**Entries shown**
----------

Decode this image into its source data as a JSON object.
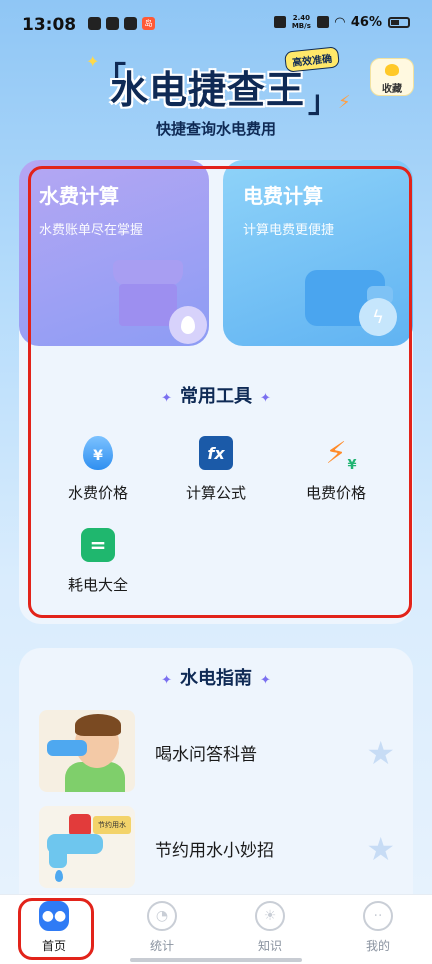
{
  "status_bar": {
    "time": "13:08",
    "net_speed_value": "2.40",
    "net_speed_unit": "MB/s",
    "battery": "46%",
    "app_badge_text": "岛"
  },
  "header": {
    "title": "水电捷查王",
    "badge": "高效准确",
    "subtitle": "快捷查询水电费用",
    "favorite_label": "收藏"
  },
  "calc_cards": {
    "water": {
      "title": "水费计算",
      "subtitle": "水费账单尽在掌握"
    },
    "electric": {
      "title": "电费计算",
      "subtitle": "计算电费更便捷"
    }
  },
  "tools": {
    "title": "常用工具",
    "items": [
      {
        "label": "水费价格",
        "icon": "water-price-icon",
        "glyph": "¥"
      },
      {
        "label": "计算公式",
        "icon": "formula-icon",
        "glyph": "fx"
      },
      {
        "label": "电费价格",
        "icon": "electric-price-icon",
        "glyph": "¥"
      },
      {
        "label": "耗电大全",
        "icon": "power-consumption-icon",
        "glyph": "="
      }
    ]
  },
  "guide": {
    "title": "水电指南",
    "items": [
      {
        "label": "喝水问答科普"
      },
      {
        "label": "节约用水小妙招",
        "sign_text": "节约用水"
      }
    ]
  },
  "tabbar": {
    "items": [
      {
        "label": "首页",
        "active": true
      },
      {
        "label": "统计",
        "active": false
      },
      {
        "label": "知识",
        "active": false
      },
      {
        "label": "我的",
        "active": false
      }
    ]
  },
  "colors": {
    "accent": "#2f7bf5",
    "highlight_box": "#e2231a",
    "title_navy": "#0f2a55"
  }
}
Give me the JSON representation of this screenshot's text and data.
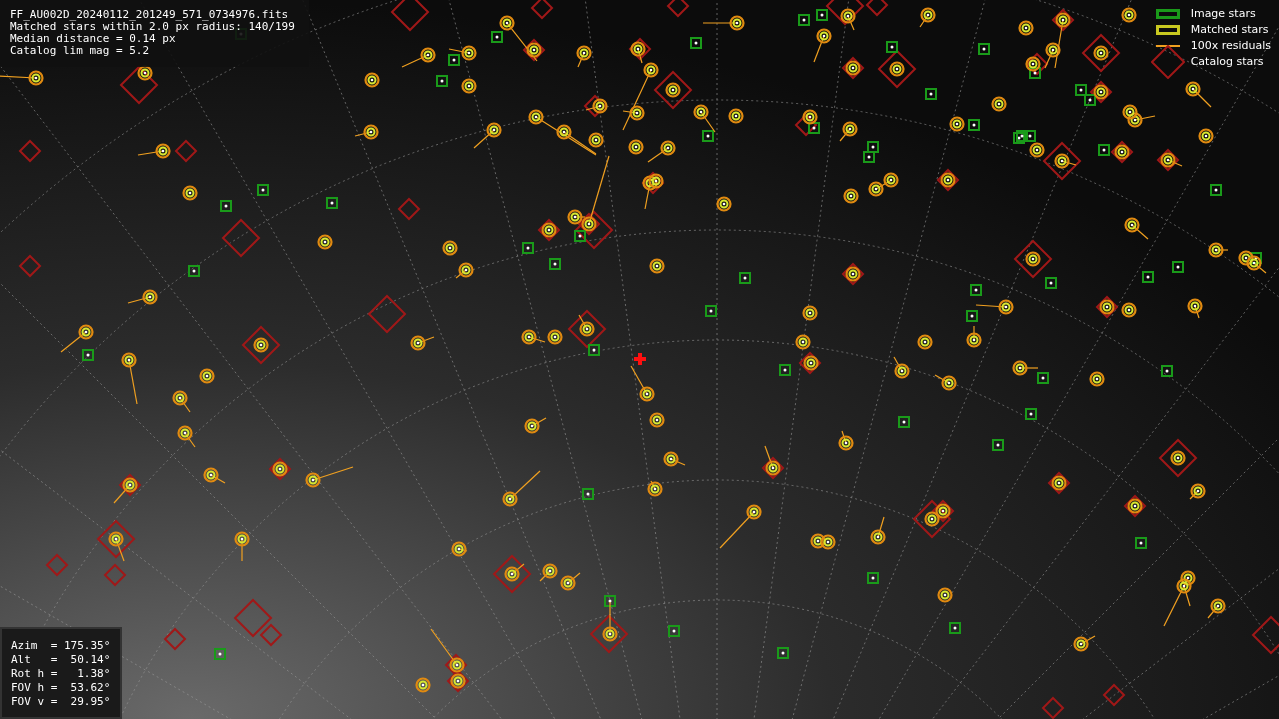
{
  "info": {
    "lines": [
      "FF_AU002D_20240112_201249_571_0734976.fits",
      "Matched stars within 2.0 px radius: 140/199",
      "Median distance = 0.14 px",
      "Catalog lim mag = 5.2"
    ]
  },
  "legend": [
    {
      "kind": "image",
      "label": "Image stars"
    },
    {
      "kind": "matched",
      "label": "Matched stars"
    },
    {
      "kind": "residual",
      "label": "100x residuals"
    },
    {
      "kind": "catalog",
      "label": "Catalog stars"
    }
  ],
  "pointing": {
    "lines": [
      "Azim  = 175.35°",
      "Alt   =  50.14°",
      "Rot h =   1.38°",
      "FOV h =  53.62°",
      "FOV v =  29.95°"
    ]
  }
}
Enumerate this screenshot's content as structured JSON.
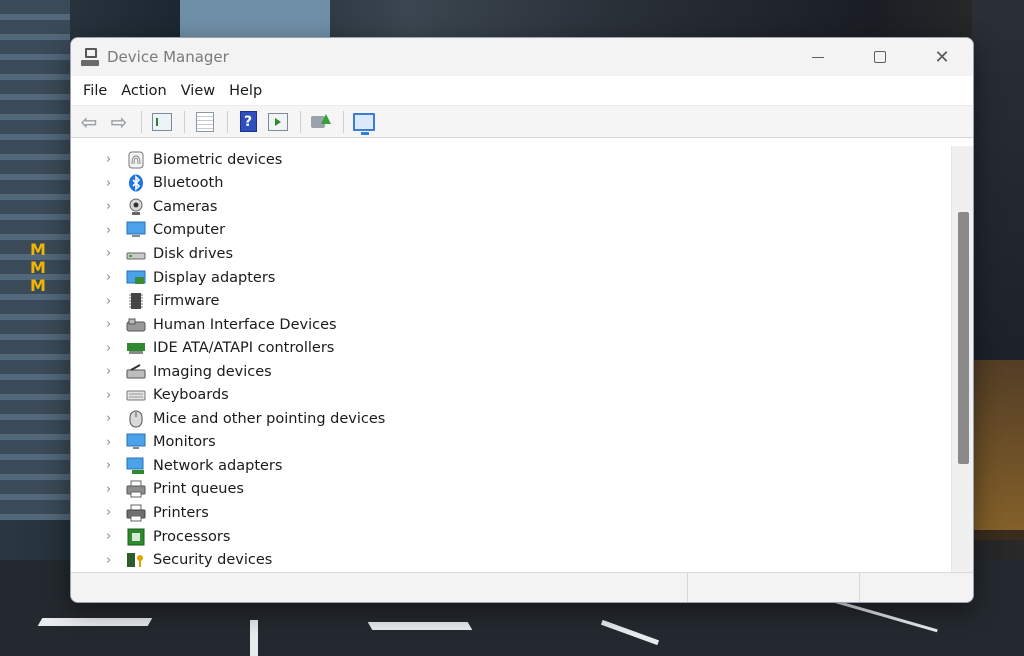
{
  "window": {
    "title": "Device Manager"
  },
  "menu": [
    "File",
    "Action",
    "View",
    "Help"
  ],
  "toolbar": {
    "buttons": [
      {
        "name": "back-arrow-icon"
      },
      {
        "name": "forward-arrow-icon"
      },
      {
        "name": "show-hide-console-tree-icon"
      },
      {
        "name": "properties-list-icon"
      },
      {
        "name": "help-icon",
        "glyph": "?"
      },
      {
        "name": "action-pane-icon"
      },
      {
        "name": "update-driver-icon"
      },
      {
        "name": "scan-hardware-icon"
      }
    ]
  },
  "devices": [
    {
      "label": "Biometric devices",
      "icon": "fingerprint-icon"
    },
    {
      "label": "Bluetooth",
      "icon": "bluetooth-icon"
    },
    {
      "label": "Cameras",
      "icon": "camera-icon"
    },
    {
      "label": "Computer",
      "icon": "computer-icon"
    },
    {
      "label": "Disk drives",
      "icon": "disk-drive-icon"
    },
    {
      "label": "Display adapters",
      "icon": "display-adapter-icon"
    },
    {
      "label": "Firmware",
      "icon": "firmware-icon"
    },
    {
      "label": "Human Interface Devices",
      "icon": "hid-icon"
    },
    {
      "label": "IDE ATA/ATAPI controllers",
      "icon": "ide-controller-icon"
    },
    {
      "label": "Imaging devices",
      "icon": "imaging-device-icon"
    },
    {
      "label": "Keyboards",
      "icon": "keyboard-icon"
    },
    {
      "label": "Mice and other pointing devices",
      "icon": "mouse-icon"
    },
    {
      "label": "Monitors",
      "icon": "monitor-icon"
    },
    {
      "label": "Network adapters",
      "icon": "network-adapter-icon"
    },
    {
      "label": "Print queues",
      "icon": "print-queue-icon"
    },
    {
      "label": "Printers",
      "icon": "printer-icon"
    },
    {
      "label": "Processors",
      "icon": "processor-icon"
    },
    {
      "label": "Security devices",
      "icon": "security-device-icon"
    }
  ],
  "glyphs": {
    "chevron": "›",
    "close": "✕",
    "back": "⇦",
    "forward": "⇨",
    "bluetooth": "ᛒ"
  },
  "background": {
    "sign_letters": [
      "M",
      "M",
      "M"
    ]
  },
  "colors": {
    "window_bg": "#ffffff",
    "title_bg": "#f3f3f3",
    "accent_blue": "#1e73e8"
  }
}
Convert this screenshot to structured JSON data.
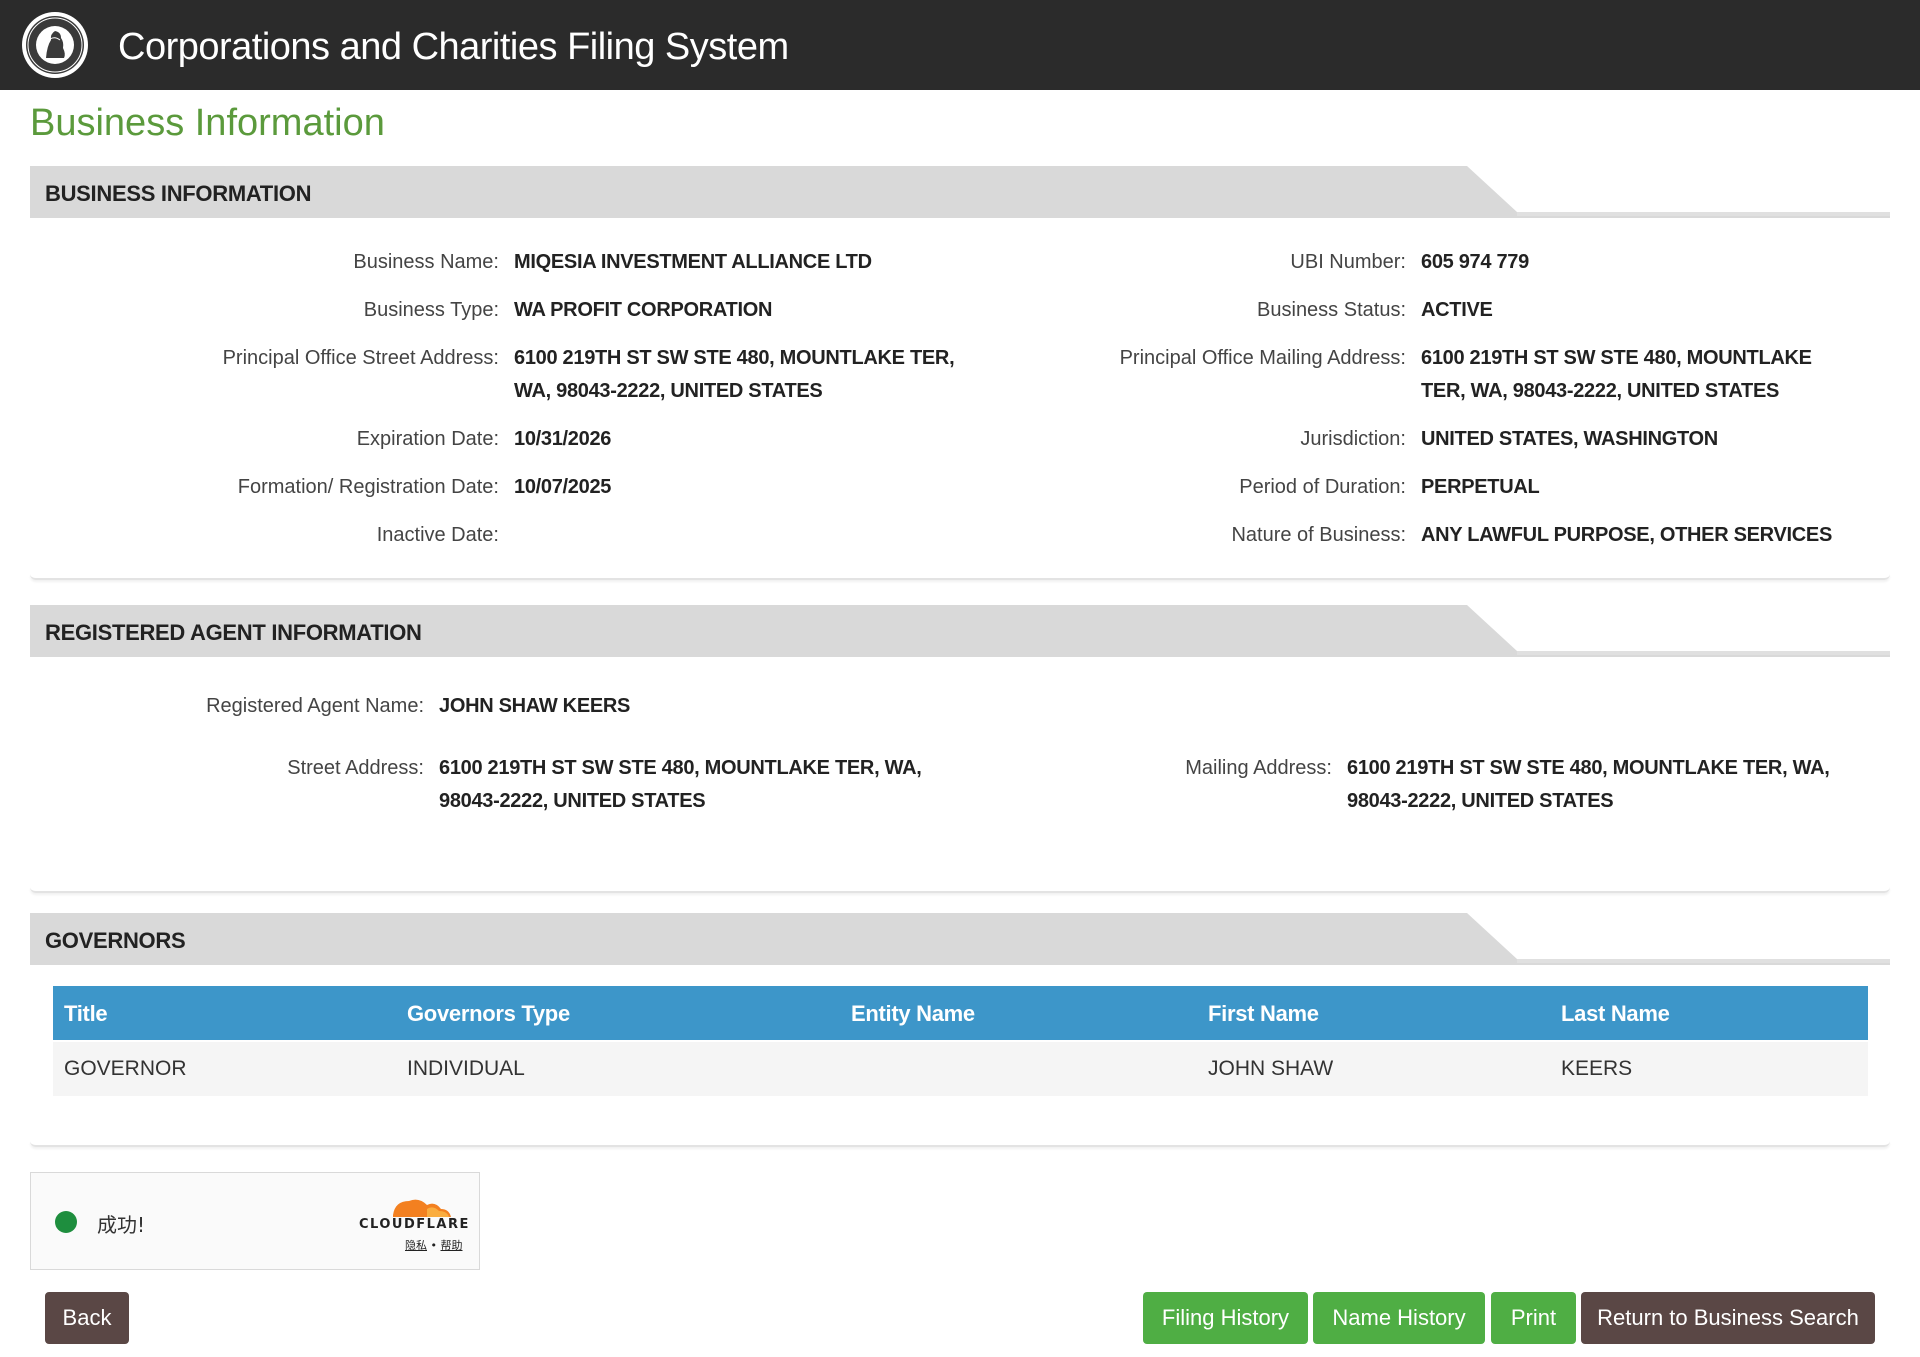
{
  "header": {
    "app_title": "Corporations and Charities Filing System"
  },
  "page_title": "Business Information",
  "business_info": {
    "heading": "BUSINESS INFORMATION",
    "left": [
      {
        "label": "Business Name:",
        "value": "MIQESIA INVESTMENT ALLIANCE LTD"
      },
      {
        "label": "Business Type:",
        "value": "WA PROFIT CORPORATION"
      },
      {
        "label": "Principal Office Street Address:",
        "value": "6100 219TH ST SW STE 480, MOUNTLAKE TER, WA, 98043-2222, UNITED STATES"
      },
      {
        "label": "Expiration Date:",
        "value": "10/31/2026"
      },
      {
        "label": "Formation/ Registration Date:",
        "value": "10/07/2025"
      },
      {
        "label": "Inactive Date:",
        "value": ""
      }
    ],
    "right": [
      {
        "label": "UBI Number:",
        "value": "605 974 779"
      },
      {
        "label": "Business Status:",
        "value": "ACTIVE"
      },
      {
        "label": "Principal Office Mailing Address:",
        "value": "6100 219TH ST SW STE 480, MOUNTLAKE TER, WA, 98043-2222, UNITED STATES"
      },
      {
        "label": "Jurisdiction:",
        "value": "UNITED STATES, WASHINGTON"
      },
      {
        "label": "Period of Duration:",
        "value": "PERPETUAL"
      },
      {
        "label": "Nature of Business:",
        "value": "ANY LAWFUL PURPOSE, OTHER SERVICES"
      }
    ]
  },
  "agent_info": {
    "heading": "REGISTERED AGENT INFORMATION",
    "name_label": "Registered Agent Name:",
    "name_value": "JOHN SHAW KEERS",
    "street_label": "Street Address:",
    "street_value": "6100 219TH ST SW STE 480, MOUNTLAKE TER, WA, 98043-2222, UNITED STATES",
    "mailing_label": "Mailing Address:",
    "mailing_value": "6100 219TH ST SW STE 480, MOUNTLAKE TER, WA, 98043-2222, UNITED STATES"
  },
  "governors": {
    "heading": "GOVERNORS",
    "columns": [
      "Title",
      "Governors Type",
      "Entity Name",
      "First Name",
      "Last Name"
    ],
    "rows": [
      [
        "GOVERNOR",
        "INDIVIDUAL",
        "",
        "JOHN SHAW",
        "KEERS"
      ]
    ]
  },
  "cloudflare": {
    "status": "成功!",
    "brand": "CLOUDFLARE",
    "privacy": "隐私",
    "separator": "•",
    "help": "帮助",
    "dot_color": "#1e8e3e"
  },
  "buttons": {
    "back": "Back",
    "filing_history": "Filing History",
    "name_history": "Name History",
    "print": "Print",
    "return": "Return to Business Search"
  },
  "colors": {
    "header_bg": "#2b2b2b",
    "title_green": "#5b9a3c",
    "table_header": "#3d96c9",
    "button_green": "#4fae44",
    "button_dark": "#5a4745"
  }
}
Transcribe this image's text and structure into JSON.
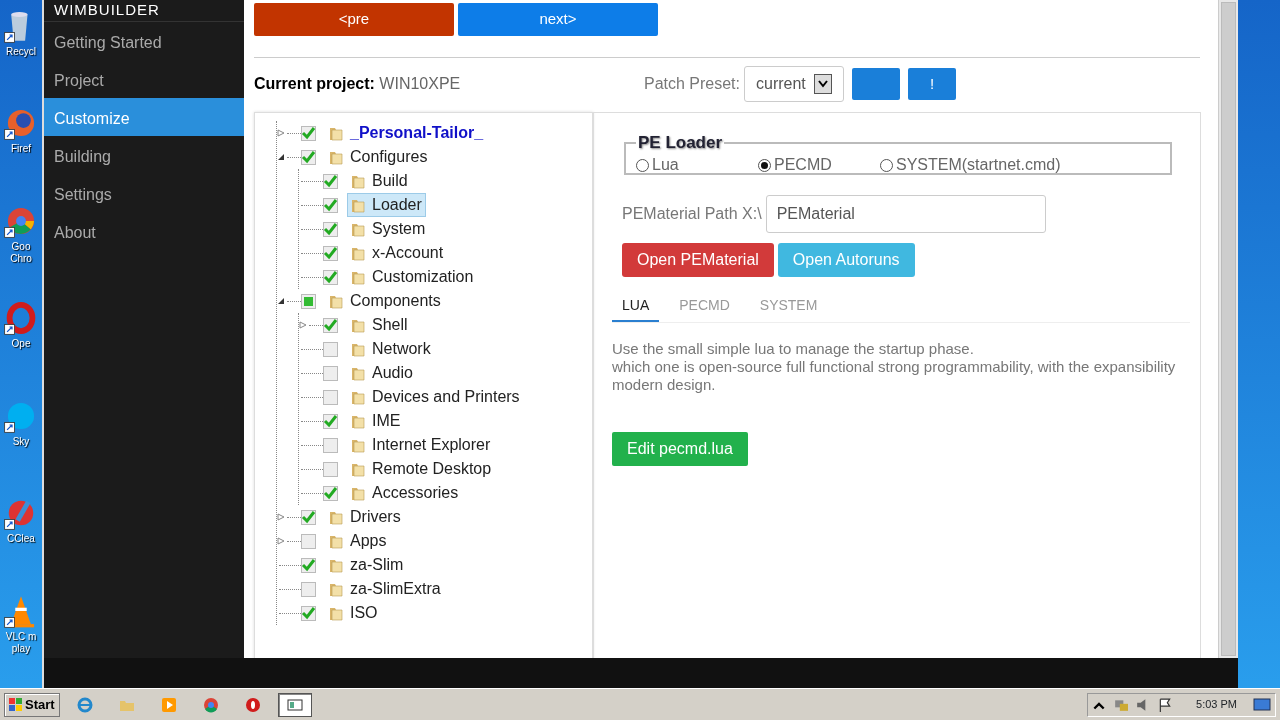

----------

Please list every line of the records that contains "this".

Decode this image into its source data as a JSON object.
Give me the JSON representation of this screenshot's text and data.
Enumerate this screenshot's content as structured JSON.
Convert this screenshot to structured JSON data.
Transcribe this image's text and structure into JSON.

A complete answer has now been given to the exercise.